When I look back on my days in the Army, I remember many things: the joys of boot camp, then learning the art and science of being a warrior, and being tested in the field; many things both good and bad. I remember exactly what it was like to have someone shoot live rounds at me with every intention of ending my life.

And I’ll never forget the sounds.

There’s nothing quite like the sound of a bouncing-betty going off or a grenade making itself heard. The sound of wind rushing past while you count the seconds as you head toward the ground; waiting to pop your chute; waiting, but not too long. Or any of the sounds men make when they are fighting to be the ones left standing.

And, like Simon and Garfunkel sang, “The Sound of Silence”. In the middle of the night when the bugs go quiet, that silence can be deafening.

But the best sounds were hearing your fellow team members checking in after a fire fight and nobody is missing and no one is hurt bad, or hearing a brother’s voice on the phone after nearly thirty years.

Tommy and I shared a bond that only comes with living in and through Hell together. We shared it with few others and most all of them didn’t make it back. We left Vietnam separately and fell out of touch. Me: because I buried it all in an effort to go on. Tommy because he kept it all alive – reliving it each day and night. We both had many of the same demons. He faced them in the daylight until he’d numbed up enough to forget it for a while. I faced them in the dark when I finally relinquished control and found sleep, however fitful.

Over a year ago, Tommy called after finding my pages on the Internet and swapping a few emails. Through the next several months we rode a roller coaster of feelings and memories. And I really think he was doing pretty good overall. He was off the booze and the drugs. He had a steady job. He had a long-term relationship with a woman he loved. And he had the steadfast love of his sister who’d been there for him through all of it.


But the PTSD was really bad and he was pretty paranoid about a lot of things. He had more conspiracy theories than anyone I’d ever met. He wouldn’t tell me where he lived, always called from pay phones, and made me promise to not search for him.

Over the last three months everything changed. He was talking about our getting together. At last. And we started planning a meet in D.C. But then his sister got sick, really sick. And his girl friend left. At some point he started using again and lost his job. His sister got worse and finally passed away. I wasn’t getting any responses to email, which was the only way I had of contacting him.

So we didn’t meet in D.C.

And he just got worse. And then he died.

I will mourn his passing and all the “might-have-beens”.
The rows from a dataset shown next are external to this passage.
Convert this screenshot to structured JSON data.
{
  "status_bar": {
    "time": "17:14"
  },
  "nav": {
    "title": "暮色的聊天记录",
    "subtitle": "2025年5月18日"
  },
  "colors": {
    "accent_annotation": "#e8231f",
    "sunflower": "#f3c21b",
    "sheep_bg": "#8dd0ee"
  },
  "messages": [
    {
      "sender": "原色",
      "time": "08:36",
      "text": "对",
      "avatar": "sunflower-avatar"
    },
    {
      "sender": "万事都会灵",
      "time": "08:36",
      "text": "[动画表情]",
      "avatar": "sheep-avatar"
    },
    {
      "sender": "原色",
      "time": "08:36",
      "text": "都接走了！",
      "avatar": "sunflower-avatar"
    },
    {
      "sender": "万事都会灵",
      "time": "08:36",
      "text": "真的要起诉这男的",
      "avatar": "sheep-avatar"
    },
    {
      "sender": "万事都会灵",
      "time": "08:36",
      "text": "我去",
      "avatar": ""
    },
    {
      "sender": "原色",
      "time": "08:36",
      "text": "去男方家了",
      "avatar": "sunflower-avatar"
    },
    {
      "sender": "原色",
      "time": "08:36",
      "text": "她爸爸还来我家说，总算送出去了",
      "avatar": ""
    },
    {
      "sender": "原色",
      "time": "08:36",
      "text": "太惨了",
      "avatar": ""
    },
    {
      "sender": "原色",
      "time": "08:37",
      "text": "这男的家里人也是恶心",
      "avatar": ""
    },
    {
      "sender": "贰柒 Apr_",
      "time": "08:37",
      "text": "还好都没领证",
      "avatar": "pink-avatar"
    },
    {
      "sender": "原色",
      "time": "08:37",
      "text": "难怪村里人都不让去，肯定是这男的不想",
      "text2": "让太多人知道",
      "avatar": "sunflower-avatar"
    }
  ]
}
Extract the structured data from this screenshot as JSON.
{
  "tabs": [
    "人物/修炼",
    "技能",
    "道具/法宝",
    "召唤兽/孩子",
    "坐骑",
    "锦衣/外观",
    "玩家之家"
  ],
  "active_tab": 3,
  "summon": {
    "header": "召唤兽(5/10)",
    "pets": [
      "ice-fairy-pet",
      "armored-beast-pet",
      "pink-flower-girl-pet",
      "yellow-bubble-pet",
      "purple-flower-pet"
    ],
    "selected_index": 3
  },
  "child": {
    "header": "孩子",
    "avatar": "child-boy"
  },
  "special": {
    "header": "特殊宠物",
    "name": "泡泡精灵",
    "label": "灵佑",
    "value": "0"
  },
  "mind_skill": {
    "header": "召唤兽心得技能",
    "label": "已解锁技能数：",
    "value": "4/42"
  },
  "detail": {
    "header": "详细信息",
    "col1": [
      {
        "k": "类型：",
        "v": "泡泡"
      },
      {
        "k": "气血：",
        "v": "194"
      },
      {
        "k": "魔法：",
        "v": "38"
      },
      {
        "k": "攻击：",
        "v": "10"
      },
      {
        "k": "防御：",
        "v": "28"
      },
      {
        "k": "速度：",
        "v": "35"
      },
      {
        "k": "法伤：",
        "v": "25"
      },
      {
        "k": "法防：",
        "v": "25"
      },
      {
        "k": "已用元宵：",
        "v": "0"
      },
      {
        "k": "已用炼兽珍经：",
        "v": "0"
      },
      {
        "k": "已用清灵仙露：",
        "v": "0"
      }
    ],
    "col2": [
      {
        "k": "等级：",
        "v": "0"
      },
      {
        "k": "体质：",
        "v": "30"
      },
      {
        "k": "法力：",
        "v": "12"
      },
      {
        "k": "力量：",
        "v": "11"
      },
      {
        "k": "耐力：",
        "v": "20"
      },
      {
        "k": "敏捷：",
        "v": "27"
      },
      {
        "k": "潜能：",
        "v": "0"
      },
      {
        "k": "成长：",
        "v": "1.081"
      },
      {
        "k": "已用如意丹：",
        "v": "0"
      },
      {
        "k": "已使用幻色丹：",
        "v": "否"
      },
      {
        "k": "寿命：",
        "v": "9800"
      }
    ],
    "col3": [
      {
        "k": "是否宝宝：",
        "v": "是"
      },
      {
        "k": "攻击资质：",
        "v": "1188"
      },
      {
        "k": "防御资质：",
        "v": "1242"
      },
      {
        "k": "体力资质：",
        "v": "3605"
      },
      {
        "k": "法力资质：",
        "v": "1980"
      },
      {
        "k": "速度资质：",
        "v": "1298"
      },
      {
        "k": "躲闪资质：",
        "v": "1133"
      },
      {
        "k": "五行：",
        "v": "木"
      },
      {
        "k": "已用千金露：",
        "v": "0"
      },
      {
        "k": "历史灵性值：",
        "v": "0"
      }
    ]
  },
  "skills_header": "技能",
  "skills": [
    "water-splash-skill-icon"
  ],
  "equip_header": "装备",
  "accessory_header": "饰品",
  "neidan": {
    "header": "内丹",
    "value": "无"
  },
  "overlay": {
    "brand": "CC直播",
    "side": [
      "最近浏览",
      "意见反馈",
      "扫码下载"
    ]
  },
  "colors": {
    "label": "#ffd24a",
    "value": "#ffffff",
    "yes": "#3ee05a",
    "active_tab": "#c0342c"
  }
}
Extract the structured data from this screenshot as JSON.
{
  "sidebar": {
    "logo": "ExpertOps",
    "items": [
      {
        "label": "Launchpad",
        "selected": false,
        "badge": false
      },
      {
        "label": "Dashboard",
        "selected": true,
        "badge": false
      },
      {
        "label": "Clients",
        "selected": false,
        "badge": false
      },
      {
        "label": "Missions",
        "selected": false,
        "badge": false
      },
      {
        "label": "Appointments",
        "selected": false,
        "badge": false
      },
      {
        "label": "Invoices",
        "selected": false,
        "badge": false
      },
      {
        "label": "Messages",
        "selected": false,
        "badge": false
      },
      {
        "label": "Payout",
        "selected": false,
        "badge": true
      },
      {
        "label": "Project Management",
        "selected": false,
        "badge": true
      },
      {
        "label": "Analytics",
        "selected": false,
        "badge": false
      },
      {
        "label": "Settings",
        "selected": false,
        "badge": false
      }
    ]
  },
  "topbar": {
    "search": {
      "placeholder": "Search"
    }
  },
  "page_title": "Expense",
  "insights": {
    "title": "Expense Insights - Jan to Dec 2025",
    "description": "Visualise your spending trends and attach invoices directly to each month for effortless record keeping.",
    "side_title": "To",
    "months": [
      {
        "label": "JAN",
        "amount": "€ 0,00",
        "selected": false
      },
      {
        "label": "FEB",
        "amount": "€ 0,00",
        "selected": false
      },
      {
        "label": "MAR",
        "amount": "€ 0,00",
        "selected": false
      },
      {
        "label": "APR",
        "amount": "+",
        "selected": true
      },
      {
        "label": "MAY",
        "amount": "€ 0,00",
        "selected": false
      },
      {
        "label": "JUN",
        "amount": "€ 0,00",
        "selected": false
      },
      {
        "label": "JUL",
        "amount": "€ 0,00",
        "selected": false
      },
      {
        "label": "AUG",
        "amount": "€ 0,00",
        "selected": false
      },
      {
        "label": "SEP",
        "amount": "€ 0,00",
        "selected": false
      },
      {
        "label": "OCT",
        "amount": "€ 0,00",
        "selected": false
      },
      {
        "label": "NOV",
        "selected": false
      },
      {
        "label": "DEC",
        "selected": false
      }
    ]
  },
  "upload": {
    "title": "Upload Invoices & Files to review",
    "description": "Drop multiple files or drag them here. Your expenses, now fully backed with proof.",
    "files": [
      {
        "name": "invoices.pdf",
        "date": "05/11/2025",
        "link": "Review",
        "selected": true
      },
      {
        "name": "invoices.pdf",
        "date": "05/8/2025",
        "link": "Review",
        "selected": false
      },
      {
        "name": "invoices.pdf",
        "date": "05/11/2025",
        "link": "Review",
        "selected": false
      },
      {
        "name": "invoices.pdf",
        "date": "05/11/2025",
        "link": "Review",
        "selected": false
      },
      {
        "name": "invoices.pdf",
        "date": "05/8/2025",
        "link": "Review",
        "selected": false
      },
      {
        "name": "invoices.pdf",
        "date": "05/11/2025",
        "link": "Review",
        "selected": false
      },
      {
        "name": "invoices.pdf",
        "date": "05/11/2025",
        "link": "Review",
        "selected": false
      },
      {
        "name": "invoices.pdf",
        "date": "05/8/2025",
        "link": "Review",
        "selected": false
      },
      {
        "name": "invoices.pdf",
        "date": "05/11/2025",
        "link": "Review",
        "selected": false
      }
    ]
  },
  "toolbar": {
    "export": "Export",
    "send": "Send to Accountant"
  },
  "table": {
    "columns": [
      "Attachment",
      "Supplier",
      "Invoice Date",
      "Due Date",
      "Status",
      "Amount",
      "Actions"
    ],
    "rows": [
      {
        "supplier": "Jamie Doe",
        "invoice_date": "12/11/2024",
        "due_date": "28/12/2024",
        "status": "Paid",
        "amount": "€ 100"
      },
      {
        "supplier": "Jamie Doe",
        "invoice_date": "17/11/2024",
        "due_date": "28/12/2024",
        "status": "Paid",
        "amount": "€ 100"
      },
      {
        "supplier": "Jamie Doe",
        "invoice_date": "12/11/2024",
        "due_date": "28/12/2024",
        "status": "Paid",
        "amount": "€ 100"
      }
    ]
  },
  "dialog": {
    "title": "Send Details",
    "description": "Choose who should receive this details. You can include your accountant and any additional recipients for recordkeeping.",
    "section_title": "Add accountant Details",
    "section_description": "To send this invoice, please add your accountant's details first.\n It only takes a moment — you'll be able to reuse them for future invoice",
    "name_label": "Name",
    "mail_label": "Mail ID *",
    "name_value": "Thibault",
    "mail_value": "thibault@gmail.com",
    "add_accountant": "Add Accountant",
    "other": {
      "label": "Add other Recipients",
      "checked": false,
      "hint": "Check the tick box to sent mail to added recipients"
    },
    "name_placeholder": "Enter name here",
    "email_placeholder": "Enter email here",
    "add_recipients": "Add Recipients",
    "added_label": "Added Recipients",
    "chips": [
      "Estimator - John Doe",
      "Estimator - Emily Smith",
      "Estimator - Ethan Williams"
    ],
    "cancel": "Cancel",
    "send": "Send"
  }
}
But I will also remember how he served his country with honor and courage. I will remember his selfless spirit and the trust he gave to his comrades at arms.

He is, to me, an American hero.

God Bless and keep you, brother.